However, the Rush weren’t without a few scares. An Armstrong throwaway allowed an easy break goal for the Phoenix to climb within three, down 22-19. As Raina threw the second D-Line onto the field to play offence, a Jonathan Edwards throwaway allowed another Phoenix break. The two-point differential would be the closest that Philadelphia would come. 

Andrew Carroll ended a marathon, nearly five-minute point with a pass to Oort for a goal to push the lead to 23-20. A moment later, rookie Ben Pries notched a D, which resulted in another break goal. The following point saw the Rush defence again claim the disc multiple times in a sloppy point, and Raina disliked the offence’s spacing. After a pair of Zlatic-Bretton Tan passes, Raina called a timeout to put the offence on the field. Though it was hard sledding, Carroll eventually found Harris for a goal, giving the Rush the 26-21 lead. They would win the game by the same margin, 28-23, as Toronto improved to 7-0 on the season. 

Running three full lines against the paper-thin roster of the Philadelphia Phoenix proved to pay off late, as Toronto’s fitness and extra legs stretched the lead in the final quarter. Toronto’s embarrassment of riches when it comes to talented players has now manifested in a dominant game from yet another player, this time Drew Wilson. 

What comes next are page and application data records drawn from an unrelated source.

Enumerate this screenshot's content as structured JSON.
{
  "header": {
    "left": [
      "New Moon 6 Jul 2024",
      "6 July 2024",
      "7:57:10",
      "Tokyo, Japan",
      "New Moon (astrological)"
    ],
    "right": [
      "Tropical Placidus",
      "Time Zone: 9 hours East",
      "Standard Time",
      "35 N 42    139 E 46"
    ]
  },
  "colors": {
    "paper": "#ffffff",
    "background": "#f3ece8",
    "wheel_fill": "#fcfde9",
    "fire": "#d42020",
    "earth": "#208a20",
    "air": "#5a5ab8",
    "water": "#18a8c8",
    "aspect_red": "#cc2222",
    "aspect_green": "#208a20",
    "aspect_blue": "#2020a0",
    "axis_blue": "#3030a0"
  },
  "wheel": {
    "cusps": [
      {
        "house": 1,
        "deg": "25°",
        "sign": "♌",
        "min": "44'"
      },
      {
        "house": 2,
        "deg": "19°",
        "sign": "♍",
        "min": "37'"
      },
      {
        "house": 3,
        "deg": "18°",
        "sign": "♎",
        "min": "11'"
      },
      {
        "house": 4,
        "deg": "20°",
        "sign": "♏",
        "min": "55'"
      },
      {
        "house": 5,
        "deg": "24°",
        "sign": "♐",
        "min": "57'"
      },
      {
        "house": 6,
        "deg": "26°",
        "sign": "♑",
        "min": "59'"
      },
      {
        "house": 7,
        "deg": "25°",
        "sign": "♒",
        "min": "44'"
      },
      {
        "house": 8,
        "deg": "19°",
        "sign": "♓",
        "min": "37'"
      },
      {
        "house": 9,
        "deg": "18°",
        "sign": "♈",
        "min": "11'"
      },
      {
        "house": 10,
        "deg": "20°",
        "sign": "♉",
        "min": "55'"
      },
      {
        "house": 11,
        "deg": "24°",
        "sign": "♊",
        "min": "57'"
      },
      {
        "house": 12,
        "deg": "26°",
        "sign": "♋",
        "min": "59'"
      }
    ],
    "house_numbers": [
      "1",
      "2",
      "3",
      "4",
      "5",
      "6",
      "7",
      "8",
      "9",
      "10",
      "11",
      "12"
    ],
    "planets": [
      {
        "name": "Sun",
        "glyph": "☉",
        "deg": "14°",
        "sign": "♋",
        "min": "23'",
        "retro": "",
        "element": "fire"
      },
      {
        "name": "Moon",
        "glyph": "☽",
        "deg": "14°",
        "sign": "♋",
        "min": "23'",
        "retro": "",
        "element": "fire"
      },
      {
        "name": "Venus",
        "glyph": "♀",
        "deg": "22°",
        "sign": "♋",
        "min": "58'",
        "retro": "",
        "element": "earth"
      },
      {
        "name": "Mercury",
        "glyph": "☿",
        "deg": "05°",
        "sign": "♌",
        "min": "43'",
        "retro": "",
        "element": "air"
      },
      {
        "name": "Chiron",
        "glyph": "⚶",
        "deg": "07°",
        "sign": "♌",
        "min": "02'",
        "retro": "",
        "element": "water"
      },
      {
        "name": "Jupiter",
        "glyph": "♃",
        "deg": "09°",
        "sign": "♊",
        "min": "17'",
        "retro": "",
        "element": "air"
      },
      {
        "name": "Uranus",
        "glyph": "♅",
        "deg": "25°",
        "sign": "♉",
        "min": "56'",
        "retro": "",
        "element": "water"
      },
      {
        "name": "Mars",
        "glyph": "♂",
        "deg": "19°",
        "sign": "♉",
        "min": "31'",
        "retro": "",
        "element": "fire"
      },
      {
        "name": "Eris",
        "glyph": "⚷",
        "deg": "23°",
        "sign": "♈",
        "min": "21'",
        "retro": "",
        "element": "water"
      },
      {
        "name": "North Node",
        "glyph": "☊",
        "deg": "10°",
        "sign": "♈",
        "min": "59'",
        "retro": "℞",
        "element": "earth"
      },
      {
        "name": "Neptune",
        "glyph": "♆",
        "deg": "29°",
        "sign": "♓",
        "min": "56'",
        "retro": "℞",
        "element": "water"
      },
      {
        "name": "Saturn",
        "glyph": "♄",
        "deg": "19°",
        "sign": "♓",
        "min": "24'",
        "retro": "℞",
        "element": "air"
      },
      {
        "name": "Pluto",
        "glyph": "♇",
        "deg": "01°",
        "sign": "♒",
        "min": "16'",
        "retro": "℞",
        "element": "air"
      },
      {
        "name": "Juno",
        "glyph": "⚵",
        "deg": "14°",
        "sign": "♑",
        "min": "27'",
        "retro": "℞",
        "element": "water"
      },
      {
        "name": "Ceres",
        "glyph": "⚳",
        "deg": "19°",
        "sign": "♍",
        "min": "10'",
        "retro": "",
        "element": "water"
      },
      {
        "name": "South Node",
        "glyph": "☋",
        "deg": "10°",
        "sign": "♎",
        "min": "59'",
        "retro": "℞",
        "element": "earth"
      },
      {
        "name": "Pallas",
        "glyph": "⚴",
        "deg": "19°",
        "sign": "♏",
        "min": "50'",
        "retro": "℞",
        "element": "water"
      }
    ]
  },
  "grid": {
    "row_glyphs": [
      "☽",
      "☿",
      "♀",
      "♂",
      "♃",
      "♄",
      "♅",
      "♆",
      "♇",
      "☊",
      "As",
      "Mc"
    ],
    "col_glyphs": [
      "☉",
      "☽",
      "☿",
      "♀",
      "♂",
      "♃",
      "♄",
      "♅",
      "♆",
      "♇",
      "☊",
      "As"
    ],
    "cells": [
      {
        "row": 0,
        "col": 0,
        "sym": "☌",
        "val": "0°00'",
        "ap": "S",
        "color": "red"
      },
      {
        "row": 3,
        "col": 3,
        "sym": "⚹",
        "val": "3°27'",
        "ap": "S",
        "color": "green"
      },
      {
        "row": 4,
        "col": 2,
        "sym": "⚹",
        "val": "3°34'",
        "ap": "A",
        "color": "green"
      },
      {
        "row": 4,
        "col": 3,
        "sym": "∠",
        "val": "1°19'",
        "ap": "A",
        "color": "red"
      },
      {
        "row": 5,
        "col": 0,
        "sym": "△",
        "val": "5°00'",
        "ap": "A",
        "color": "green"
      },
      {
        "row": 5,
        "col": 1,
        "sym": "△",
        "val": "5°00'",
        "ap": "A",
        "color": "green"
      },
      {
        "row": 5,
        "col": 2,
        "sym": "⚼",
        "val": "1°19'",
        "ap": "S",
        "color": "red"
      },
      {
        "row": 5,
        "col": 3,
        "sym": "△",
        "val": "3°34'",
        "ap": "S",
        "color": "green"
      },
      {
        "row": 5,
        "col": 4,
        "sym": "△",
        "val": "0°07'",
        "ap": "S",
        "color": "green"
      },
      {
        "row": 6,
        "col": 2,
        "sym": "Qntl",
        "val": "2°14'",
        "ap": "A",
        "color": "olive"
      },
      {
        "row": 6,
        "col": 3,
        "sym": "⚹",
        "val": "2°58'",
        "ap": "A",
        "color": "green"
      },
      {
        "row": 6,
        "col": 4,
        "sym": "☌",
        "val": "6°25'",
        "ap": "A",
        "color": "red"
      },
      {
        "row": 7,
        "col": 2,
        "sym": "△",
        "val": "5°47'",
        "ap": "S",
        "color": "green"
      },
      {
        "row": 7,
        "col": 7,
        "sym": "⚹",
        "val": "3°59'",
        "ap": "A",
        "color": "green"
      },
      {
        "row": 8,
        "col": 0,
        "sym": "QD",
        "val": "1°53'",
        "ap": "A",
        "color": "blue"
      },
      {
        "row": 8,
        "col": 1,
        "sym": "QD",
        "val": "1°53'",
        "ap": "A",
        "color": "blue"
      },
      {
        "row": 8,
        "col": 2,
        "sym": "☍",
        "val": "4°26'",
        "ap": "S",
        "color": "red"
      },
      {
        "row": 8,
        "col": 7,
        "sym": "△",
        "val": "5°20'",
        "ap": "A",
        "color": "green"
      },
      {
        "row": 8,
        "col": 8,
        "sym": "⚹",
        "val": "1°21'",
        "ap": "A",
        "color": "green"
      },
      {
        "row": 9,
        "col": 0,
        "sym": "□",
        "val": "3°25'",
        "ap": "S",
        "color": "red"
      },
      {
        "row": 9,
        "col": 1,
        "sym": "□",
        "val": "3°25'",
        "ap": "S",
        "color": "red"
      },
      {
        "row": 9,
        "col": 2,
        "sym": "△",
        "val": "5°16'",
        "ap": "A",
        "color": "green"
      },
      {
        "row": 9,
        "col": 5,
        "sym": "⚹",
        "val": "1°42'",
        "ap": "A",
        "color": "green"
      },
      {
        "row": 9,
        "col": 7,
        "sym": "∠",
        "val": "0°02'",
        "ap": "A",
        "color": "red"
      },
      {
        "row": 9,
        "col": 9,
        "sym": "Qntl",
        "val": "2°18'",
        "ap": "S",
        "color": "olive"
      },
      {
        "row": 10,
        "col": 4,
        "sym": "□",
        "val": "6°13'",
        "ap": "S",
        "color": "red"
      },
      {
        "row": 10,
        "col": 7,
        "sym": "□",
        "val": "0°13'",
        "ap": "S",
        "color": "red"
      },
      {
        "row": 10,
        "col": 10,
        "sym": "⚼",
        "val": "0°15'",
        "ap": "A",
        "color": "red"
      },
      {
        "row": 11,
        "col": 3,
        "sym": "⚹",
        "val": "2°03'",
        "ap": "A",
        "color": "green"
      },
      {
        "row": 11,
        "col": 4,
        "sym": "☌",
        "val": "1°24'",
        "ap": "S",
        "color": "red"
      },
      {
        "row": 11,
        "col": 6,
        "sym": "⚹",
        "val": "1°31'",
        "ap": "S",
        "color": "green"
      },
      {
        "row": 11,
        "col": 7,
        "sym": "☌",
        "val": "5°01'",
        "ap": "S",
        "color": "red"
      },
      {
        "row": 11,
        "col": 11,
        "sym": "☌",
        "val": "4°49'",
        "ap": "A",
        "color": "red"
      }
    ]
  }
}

Raina credits the successes of his rotating cast of offensive cutters, including the diminutive Jay Boychuk, Ben Burelle, and now Drew Wilson, for their decision-making and ability to seamlessly blend into the team’s overarching principles. 

“They read the play well. When they get the disc, 90-95% of the time, they make the right decision. When you do those things, you're gonna have success. We are pretty fortunate, but at the same time, it's more so just on them doing what's asked and what's expected, and not like we've found a goldmine of guys under 5'8" who are all amazing at Frisbee.”

Wilson, for his part, is hopeful that his big game might lead to more chances in the future. 

“Hopefully I can get into that starting lineup in general, either as a secondary O player, or D. I think I've gotten to that point.” He paused, correcting himself. “Not there yet, but definitely gonna push myself to be a part of that squad towards the end of the season.”

An overabundance of talent is certainly a good problem to have for the undefeated Rush. Their next game will be in Quebec City this upcoming weekend against the Montreal Royal, which will certainly be another test of Toronto’s depth. If this Phoenix game was any indication, Toronto ought to be up to the test.